• [Description of the task]:
Which lines in the records below contain the word "JSON"? Copy each one.

======== Excerpted records

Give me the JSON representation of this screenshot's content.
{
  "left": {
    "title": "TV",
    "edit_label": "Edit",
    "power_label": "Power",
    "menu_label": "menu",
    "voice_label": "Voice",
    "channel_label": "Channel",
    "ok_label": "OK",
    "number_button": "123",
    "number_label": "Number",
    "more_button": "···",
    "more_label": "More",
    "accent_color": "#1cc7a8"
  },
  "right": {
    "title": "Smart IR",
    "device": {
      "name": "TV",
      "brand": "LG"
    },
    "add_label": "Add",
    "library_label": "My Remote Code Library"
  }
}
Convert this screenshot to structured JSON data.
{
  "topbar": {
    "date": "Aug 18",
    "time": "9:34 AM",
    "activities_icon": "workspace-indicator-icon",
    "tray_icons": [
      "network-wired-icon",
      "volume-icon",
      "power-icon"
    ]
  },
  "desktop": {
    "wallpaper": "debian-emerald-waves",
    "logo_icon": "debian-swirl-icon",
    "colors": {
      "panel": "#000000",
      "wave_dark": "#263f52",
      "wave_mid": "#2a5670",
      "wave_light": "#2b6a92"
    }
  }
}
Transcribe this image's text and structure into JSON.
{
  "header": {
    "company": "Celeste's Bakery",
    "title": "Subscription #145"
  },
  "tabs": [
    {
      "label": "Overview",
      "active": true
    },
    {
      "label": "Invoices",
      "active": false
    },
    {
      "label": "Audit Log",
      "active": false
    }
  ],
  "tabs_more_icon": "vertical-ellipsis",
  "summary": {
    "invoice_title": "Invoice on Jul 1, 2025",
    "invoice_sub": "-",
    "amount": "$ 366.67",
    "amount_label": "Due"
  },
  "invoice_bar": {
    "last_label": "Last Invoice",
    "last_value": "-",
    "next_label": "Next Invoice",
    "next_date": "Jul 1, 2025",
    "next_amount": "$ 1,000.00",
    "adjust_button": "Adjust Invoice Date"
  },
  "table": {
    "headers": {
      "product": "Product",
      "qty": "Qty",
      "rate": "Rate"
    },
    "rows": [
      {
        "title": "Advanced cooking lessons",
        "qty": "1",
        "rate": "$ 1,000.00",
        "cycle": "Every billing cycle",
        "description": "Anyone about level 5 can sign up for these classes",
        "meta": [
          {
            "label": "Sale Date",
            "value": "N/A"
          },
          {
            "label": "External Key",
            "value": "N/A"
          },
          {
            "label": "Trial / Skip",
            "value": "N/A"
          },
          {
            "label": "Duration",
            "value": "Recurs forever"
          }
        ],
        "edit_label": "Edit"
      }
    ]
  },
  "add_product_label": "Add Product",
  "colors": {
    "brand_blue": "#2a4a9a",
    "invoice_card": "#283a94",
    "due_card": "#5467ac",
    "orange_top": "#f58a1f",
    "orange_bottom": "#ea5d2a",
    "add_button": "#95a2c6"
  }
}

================

• [Exercise result]:
Give me the JSON representation of this screenshot's content.
Convert this screenshot to structured JSON data.
Transcribe this image's text and structure into JSON.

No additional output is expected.